The types of vinca you grow dictate when and how to prune the potentially invasive plants. Perennial periwinkles (Vinca major, Vinca minor), suitable for U.S. Department of Agriculture plant hardiness zones 7 through 9 and 4 through 8 respectively, spread by leaf nodes that root wherever they touch the soil. Madagascar periwinkles (Catharanthus roseus) -- also known as annual vincas -- are hardy in USDA zones 10 through 11 but typically grown as annuals. They spread from seed, which they produce with abandon.
Pruning Perennial Vinca
To keep perennial periwinkles looking their best, prune them back every two to three years. After they've finished blooming in spring, shear them to a uniform, 4- to 6-inch height.
Kneel down at the edge of the periwinkle planting and hold the shears with their blades open like oversized scissors.
Slide the blades into the planting, horizontal to and 4 to 6 inches above the soil.
Shear the top of the periwinkle, keeping the blades as level as possible to create an even surface.
Rake up and bag the debris for disposal, and wipe the shears off with a clean towel.
Pour enough rubbing alcohol to cover the shears' blades into a shallow container.
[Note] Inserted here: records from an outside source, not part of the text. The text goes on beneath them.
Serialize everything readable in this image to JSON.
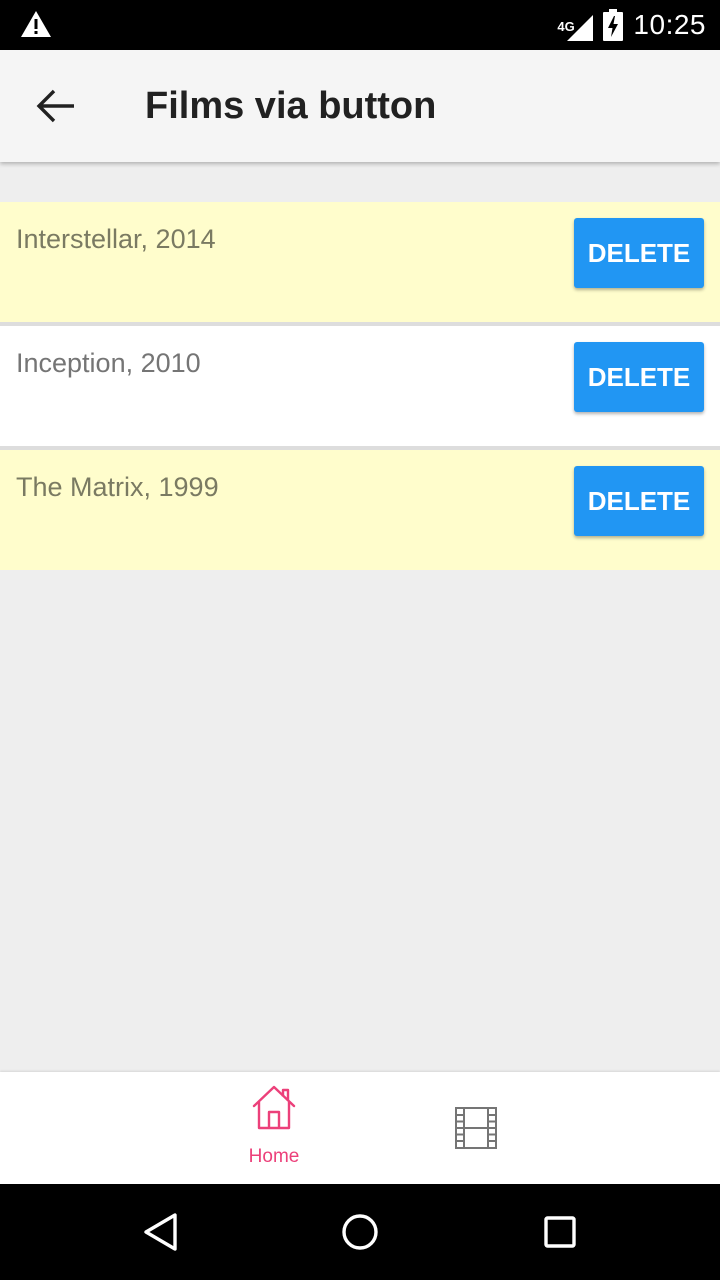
{
  "status_bar": {
    "network_type": "4G",
    "time": "10:25",
    "icons": [
      "warning-icon",
      "signal-icon",
      "battery-charging-icon"
    ]
  },
  "app_bar": {
    "title": "Films via button",
    "back_icon": "arrow-back-icon"
  },
  "films": [
    {
      "label": "Interstellar, 2014",
      "button_label": "DELETE",
      "background": "#fffdcc"
    },
    {
      "label": "Inception, 2010",
      "button_label": "DELETE",
      "background": "#ffffff"
    },
    {
      "label": "The Matrix, 1999",
      "button_label": "DELETE",
      "background": "#fffdcc"
    }
  ],
  "bottom_nav": {
    "items": [
      {
        "label": "Home",
        "icon": "home-icon",
        "active": true
      },
      {
        "label": "",
        "icon": "film-icon",
        "active": false
      }
    ]
  },
  "system_nav": {
    "icons": [
      "back-triangle-icon",
      "home-circle-icon",
      "recents-square-icon"
    ]
  },
  "colors": {
    "accent_button": "#2196f3",
    "nav_active": "#ec407a",
    "nav_inactive": "#757575",
    "highlight_row": "#fffdcc",
    "film_text": "#7a7a62",
    "film_text_plain": "#757575"
  }
}
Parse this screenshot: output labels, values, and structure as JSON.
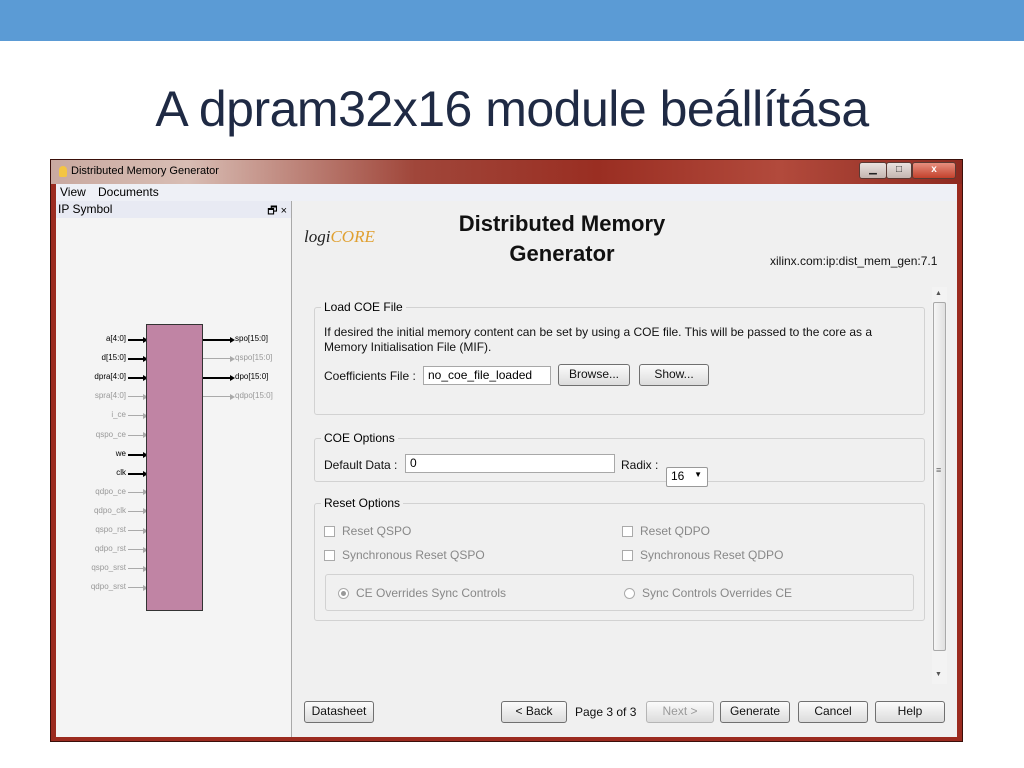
{
  "slide": {
    "title": "A dpram32x16 module beállítása"
  },
  "window": {
    "title": "Distributed Memory Generator",
    "controls": {
      "minimize": "▁",
      "maximize": "□",
      "close": "x"
    },
    "menu": [
      "View",
      "Documents"
    ]
  },
  "ip_panel": {
    "header": "IP Symbol",
    "header_controls": "🗗 ×",
    "left_pins": [
      {
        "label": "a[4:0]",
        "active": true
      },
      {
        "label": "d[15:0]",
        "active": true
      },
      {
        "label": "dpra[4:0]",
        "active": true
      },
      {
        "label": "spra[4:0]",
        "active": false
      },
      {
        "label": "i_ce",
        "active": false
      },
      {
        "label": "qspo_ce",
        "active": false
      },
      {
        "label": "we",
        "active": true
      },
      {
        "label": "clk",
        "active": true
      },
      {
        "label": "qdpo_ce",
        "active": false
      },
      {
        "label": "qdpo_clk",
        "active": false
      },
      {
        "label": "qspo_rst",
        "active": false
      },
      {
        "label": "qdpo_rst",
        "active": false
      },
      {
        "label": "qspo_srst",
        "active": false
      },
      {
        "label": "qdpo_srst",
        "active": false
      }
    ],
    "right_pins": [
      {
        "label": "spo[15:0]",
        "active": true
      },
      {
        "label": "qspo[15:0]",
        "active": false
      },
      {
        "label": "dpo[15:0]",
        "active": true
      },
      {
        "label": "qdpo[15:0]",
        "active": false
      }
    ]
  },
  "main": {
    "logo_prefix": "logi",
    "logo_core": "CORE",
    "heading_line1": "Distributed Memory",
    "heading_line2": "Generator",
    "ip_id": "xilinx.com:ip:dist_mem_gen:7.1",
    "load_coe": {
      "title": "Load COE File",
      "description_line1": "If desired the initial memory content can be set by using a COE file.  This will be passed to the core as a",
      "description_line2": "Memory Initialisation File (MIF).",
      "coeff_label": "Coefficients File :",
      "coeff_value": "no_coe_file_loaded",
      "browse": "Browse...",
      "show": "Show..."
    },
    "coe_options": {
      "title": "COE Options",
      "default_data_label": "Default Data :",
      "default_data_value": "0",
      "radix_label": "Radix :",
      "radix_value": "16"
    },
    "reset_options": {
      "title": "Reset Options",
      "reset_qspo": "Reset QSPO",
      "reset_qdpo": "Reset QDPO",
      "sync_reset_qspo": "Synchronous Reset QSPO",
      "sync_reset_qdpo": "Synchronous Reset QDPO",
      "ce_overrides": "CE Overrides Sync Controls",
      "sync_overrides": "Sync Controls Overrides CE"
    },
    "footer": {
      "datasheet": "Datasheet",
      "back": "< Back",
      "page": "Page 3 of 3",
      "next": "Next >",
      "generate": "Generate",
      "cancel": "Cancel",
      "help": "Help"
    },
    "scroll": {
      "up": "▲",
      "down": "▼",
      "grip": "≡"
    }
  }
}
Soak the blades for at least five minutes, rinse them in clean water and air dry them before reuse.
Pinch back perennial periwinkle stems any time they begin creeping beyond their designated area. Simply grasp a stem between your thumb and forefinger and pinch it off to the desired length. Pinching back encourages bushy new growth.
Deadheading Annual Vinca
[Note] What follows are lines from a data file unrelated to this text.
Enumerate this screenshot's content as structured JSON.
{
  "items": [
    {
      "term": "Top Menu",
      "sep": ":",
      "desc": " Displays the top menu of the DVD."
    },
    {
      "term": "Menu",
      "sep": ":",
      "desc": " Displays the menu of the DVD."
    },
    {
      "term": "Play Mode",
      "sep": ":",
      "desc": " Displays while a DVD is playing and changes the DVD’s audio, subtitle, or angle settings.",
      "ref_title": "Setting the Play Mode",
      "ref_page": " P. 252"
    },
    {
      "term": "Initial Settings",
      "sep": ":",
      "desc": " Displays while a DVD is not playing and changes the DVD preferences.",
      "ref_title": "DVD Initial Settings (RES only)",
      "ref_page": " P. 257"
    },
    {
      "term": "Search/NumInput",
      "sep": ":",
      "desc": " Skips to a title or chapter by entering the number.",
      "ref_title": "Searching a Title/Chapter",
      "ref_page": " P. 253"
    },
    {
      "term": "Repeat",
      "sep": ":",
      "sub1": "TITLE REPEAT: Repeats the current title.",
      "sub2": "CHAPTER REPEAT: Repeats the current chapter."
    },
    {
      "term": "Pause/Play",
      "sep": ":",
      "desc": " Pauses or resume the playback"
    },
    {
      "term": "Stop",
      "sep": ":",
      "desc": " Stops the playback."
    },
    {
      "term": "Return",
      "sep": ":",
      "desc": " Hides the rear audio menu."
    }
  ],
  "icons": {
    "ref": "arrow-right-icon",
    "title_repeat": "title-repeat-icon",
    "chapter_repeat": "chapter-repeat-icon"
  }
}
Annual vinca spends all its energy on flowering to produce seeds for the next generation, then stops blooming. Deadheading is the process of pruning its faded flowers before their seeds mature. Regular deadheading encourages the plant to bloom right up until frost.
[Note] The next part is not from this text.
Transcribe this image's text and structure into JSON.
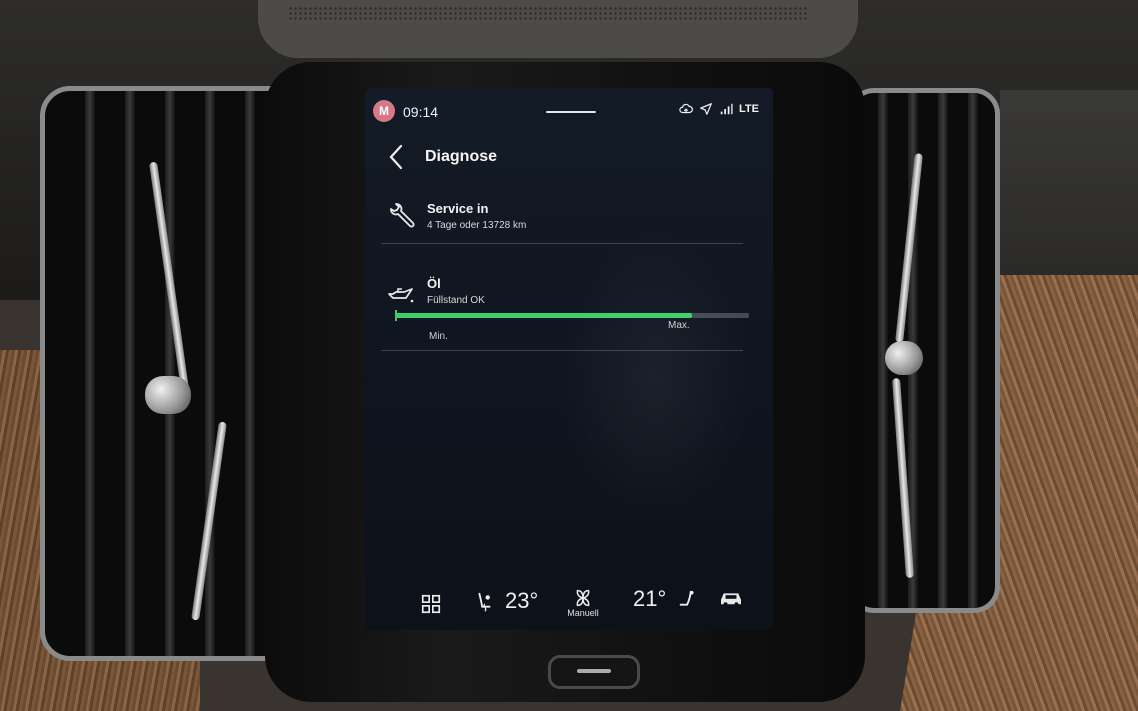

To deadhead, grasp a spent flower below its base and above a set of leaves. Holding it between your thumb and forefinger nails, gently snap it free.